- **What to produce**
Which lines hold the string "title"? Copy each of them from the material below.

——

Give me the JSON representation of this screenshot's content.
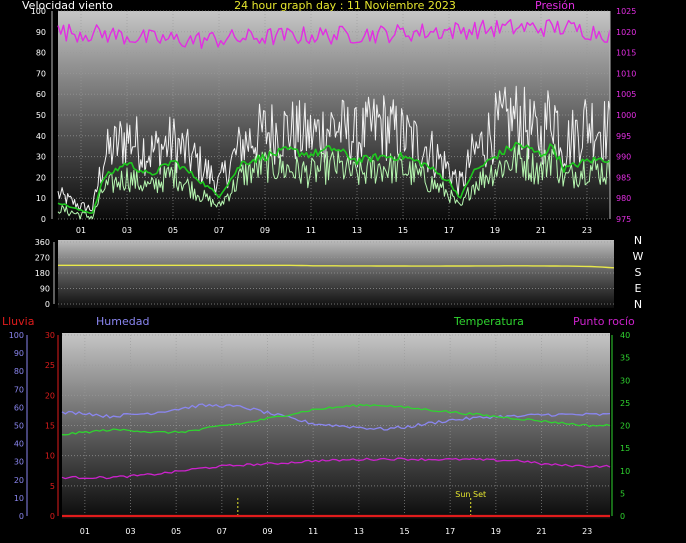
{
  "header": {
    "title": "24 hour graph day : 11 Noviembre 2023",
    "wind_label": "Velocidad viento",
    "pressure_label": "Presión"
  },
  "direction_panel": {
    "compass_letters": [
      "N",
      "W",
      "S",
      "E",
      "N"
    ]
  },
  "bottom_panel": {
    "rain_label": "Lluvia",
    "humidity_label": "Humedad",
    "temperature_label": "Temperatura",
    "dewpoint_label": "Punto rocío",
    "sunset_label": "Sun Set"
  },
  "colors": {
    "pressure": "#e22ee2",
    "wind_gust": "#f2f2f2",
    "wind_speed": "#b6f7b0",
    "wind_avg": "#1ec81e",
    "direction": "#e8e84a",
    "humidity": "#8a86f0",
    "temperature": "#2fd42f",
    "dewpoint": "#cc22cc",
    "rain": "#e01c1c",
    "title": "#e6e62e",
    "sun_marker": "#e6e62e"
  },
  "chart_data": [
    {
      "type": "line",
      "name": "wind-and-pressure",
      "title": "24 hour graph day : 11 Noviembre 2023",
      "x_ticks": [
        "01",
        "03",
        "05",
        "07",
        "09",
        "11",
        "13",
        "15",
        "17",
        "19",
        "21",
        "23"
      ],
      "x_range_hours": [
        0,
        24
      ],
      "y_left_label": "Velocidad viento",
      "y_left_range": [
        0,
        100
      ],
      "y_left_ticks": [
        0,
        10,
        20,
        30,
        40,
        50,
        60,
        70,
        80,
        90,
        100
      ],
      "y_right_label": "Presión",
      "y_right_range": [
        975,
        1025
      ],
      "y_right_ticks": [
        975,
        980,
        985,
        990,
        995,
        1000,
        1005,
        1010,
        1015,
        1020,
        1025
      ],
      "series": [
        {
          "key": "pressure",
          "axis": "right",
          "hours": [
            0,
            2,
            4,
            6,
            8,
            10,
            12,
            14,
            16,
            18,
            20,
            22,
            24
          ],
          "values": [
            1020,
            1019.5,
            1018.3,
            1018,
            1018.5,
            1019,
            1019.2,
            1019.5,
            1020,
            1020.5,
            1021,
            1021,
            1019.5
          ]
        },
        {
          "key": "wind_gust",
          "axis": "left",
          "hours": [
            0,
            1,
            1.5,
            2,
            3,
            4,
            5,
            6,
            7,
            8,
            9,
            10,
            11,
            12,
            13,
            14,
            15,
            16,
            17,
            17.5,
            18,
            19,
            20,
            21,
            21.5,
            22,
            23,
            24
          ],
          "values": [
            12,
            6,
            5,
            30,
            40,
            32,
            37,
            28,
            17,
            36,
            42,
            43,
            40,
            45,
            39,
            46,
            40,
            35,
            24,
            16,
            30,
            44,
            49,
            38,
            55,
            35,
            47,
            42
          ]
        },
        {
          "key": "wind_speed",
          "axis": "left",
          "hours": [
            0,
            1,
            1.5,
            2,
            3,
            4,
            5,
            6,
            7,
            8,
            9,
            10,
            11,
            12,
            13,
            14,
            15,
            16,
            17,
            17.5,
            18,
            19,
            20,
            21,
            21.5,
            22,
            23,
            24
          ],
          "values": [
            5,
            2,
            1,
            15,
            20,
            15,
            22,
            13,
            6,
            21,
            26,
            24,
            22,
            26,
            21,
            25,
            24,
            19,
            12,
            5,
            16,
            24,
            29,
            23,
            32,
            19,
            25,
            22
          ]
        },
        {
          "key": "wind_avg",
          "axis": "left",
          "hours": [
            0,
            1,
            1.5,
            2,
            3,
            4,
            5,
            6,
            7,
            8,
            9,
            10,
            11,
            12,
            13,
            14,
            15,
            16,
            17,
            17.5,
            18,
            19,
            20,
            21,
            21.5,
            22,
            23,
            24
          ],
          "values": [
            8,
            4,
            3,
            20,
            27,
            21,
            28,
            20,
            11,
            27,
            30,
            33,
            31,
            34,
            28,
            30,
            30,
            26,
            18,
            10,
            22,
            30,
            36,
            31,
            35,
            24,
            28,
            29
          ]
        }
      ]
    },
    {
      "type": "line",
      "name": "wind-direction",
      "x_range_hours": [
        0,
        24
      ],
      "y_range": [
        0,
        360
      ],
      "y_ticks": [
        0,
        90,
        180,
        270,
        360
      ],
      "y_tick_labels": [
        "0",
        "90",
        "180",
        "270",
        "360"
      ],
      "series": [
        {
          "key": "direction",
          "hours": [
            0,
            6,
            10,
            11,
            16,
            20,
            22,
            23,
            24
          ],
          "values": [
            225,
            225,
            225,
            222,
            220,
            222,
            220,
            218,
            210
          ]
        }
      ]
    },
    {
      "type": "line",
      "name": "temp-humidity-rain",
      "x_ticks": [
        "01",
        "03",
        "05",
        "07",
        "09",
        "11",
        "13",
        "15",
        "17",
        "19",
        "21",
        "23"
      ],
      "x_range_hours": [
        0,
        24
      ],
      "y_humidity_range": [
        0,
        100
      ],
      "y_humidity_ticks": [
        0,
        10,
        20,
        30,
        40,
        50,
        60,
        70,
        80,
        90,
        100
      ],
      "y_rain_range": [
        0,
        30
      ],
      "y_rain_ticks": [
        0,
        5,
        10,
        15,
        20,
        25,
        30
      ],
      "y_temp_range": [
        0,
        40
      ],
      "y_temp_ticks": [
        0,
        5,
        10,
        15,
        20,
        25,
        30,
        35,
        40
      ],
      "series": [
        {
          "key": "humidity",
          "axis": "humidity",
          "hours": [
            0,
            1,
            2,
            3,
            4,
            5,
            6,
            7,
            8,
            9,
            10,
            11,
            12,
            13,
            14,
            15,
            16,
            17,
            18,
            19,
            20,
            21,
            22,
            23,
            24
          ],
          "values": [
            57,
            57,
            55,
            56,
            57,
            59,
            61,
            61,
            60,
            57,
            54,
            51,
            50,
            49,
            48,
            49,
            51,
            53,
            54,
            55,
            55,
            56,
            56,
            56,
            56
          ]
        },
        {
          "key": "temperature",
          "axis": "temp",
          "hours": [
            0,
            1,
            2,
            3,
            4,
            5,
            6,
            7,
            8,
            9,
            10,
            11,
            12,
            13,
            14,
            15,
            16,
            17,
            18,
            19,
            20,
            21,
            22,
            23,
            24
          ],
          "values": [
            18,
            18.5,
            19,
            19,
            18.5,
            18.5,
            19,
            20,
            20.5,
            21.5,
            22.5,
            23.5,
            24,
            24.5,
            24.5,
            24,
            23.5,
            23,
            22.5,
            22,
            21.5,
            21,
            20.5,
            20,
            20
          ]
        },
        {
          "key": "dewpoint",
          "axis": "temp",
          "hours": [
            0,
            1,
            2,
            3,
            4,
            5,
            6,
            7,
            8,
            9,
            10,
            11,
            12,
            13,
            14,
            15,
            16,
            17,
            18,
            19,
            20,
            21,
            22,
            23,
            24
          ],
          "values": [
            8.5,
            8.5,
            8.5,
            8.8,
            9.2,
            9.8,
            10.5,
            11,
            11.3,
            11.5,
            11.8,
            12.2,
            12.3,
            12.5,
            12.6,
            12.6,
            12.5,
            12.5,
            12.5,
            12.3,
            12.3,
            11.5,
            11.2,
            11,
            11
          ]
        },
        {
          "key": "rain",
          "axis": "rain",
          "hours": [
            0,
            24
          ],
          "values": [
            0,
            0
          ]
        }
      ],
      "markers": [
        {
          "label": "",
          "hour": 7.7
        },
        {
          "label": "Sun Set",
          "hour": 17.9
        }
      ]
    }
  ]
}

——

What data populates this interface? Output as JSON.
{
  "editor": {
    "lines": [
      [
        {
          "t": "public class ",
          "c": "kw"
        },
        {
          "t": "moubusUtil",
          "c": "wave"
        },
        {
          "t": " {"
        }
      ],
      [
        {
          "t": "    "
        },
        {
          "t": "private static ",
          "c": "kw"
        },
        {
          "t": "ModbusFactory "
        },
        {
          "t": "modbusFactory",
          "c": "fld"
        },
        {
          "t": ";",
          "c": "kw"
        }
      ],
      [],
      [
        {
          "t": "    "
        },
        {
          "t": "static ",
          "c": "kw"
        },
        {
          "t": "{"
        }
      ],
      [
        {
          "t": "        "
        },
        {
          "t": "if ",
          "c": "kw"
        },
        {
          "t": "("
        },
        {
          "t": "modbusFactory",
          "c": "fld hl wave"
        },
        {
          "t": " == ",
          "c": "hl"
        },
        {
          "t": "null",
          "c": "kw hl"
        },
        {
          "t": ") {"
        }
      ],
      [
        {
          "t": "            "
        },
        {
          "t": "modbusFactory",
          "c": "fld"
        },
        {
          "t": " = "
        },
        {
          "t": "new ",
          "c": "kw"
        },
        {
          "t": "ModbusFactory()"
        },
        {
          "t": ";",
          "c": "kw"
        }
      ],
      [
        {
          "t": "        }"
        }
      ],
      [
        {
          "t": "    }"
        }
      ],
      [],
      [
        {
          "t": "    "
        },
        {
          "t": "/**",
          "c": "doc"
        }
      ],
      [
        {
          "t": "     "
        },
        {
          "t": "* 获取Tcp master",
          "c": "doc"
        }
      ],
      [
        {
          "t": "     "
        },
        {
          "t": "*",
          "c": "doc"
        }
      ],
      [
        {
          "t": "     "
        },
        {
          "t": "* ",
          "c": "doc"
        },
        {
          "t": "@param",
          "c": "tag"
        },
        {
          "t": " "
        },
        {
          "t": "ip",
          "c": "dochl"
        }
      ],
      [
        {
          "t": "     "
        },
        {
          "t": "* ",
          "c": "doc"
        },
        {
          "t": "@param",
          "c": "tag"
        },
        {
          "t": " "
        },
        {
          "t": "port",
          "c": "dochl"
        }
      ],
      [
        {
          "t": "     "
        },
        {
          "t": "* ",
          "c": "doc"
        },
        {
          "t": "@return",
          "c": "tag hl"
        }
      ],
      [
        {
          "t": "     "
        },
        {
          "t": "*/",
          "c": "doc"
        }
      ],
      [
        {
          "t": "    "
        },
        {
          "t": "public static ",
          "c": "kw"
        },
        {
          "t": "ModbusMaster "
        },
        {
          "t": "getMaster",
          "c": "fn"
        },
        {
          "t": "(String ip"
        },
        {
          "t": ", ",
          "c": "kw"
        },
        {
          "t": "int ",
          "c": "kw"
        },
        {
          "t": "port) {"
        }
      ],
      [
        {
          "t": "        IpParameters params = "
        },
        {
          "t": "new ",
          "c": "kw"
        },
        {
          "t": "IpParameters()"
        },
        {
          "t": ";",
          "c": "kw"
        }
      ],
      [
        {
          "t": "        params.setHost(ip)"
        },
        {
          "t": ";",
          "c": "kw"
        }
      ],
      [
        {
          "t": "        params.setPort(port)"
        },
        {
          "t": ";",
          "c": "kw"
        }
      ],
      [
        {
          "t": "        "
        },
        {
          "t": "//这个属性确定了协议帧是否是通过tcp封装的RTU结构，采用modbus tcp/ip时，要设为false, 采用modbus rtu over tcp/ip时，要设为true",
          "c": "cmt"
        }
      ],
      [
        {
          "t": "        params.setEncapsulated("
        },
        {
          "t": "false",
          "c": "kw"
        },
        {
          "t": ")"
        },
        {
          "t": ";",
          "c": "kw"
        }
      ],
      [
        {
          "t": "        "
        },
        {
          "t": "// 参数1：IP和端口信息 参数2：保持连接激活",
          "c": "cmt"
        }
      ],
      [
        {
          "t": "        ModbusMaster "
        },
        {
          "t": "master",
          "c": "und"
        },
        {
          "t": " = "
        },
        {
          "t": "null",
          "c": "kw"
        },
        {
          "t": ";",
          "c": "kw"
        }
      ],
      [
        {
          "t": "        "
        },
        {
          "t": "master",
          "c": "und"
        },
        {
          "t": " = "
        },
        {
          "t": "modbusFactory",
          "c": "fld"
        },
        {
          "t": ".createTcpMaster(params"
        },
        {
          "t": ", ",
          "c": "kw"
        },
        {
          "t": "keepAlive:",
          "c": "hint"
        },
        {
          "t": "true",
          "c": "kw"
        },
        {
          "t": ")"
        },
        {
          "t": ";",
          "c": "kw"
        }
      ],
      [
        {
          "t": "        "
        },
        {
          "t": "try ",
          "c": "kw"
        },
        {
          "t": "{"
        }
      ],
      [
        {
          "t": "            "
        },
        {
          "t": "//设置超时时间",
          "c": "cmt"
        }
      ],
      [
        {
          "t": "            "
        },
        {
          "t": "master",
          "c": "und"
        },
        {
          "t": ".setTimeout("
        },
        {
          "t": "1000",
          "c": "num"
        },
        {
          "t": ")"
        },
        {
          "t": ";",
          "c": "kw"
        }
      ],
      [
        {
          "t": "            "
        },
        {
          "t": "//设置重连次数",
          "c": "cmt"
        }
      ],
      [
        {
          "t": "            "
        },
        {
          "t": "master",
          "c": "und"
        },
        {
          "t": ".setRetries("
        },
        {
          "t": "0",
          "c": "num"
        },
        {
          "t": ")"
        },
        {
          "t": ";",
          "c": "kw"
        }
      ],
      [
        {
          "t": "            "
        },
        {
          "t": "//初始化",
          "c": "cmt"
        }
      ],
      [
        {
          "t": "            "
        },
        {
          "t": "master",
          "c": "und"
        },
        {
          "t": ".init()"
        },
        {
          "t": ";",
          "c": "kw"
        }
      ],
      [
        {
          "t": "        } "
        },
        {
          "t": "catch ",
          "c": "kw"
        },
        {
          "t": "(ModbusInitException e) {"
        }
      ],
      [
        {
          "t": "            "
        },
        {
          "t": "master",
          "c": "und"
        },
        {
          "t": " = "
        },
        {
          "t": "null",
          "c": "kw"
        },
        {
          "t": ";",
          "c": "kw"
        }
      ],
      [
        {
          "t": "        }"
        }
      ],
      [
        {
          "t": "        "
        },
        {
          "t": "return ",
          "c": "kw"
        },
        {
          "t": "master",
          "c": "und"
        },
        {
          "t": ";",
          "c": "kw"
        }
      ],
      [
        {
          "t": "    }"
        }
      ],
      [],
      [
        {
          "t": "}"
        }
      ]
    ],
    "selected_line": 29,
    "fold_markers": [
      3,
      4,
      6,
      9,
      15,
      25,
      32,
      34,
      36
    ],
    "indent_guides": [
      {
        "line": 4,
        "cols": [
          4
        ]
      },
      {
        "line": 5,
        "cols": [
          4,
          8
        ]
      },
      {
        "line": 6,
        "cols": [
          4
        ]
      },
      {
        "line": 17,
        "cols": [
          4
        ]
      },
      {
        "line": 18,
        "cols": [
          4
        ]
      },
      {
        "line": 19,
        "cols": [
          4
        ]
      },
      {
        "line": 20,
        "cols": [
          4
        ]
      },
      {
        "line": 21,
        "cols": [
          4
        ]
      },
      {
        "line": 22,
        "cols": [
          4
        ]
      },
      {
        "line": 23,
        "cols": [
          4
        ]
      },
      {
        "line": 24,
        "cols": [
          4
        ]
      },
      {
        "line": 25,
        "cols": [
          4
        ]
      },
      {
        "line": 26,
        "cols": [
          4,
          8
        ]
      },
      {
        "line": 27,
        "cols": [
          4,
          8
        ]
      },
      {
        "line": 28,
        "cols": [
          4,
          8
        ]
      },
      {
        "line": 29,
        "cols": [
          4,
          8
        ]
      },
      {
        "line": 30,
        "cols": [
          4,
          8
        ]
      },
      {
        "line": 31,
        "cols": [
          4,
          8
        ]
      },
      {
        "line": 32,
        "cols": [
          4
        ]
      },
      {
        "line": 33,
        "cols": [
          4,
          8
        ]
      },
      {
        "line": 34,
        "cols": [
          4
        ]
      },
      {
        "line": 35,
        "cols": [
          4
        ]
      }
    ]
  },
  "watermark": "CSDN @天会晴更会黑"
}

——

- **Answer space**
    "title": "24 hour graph day : 11 Noviembre 2023",
    "title": "#e6e62e",
      "title": "24 hour graph day : 11 Noviembre 2023",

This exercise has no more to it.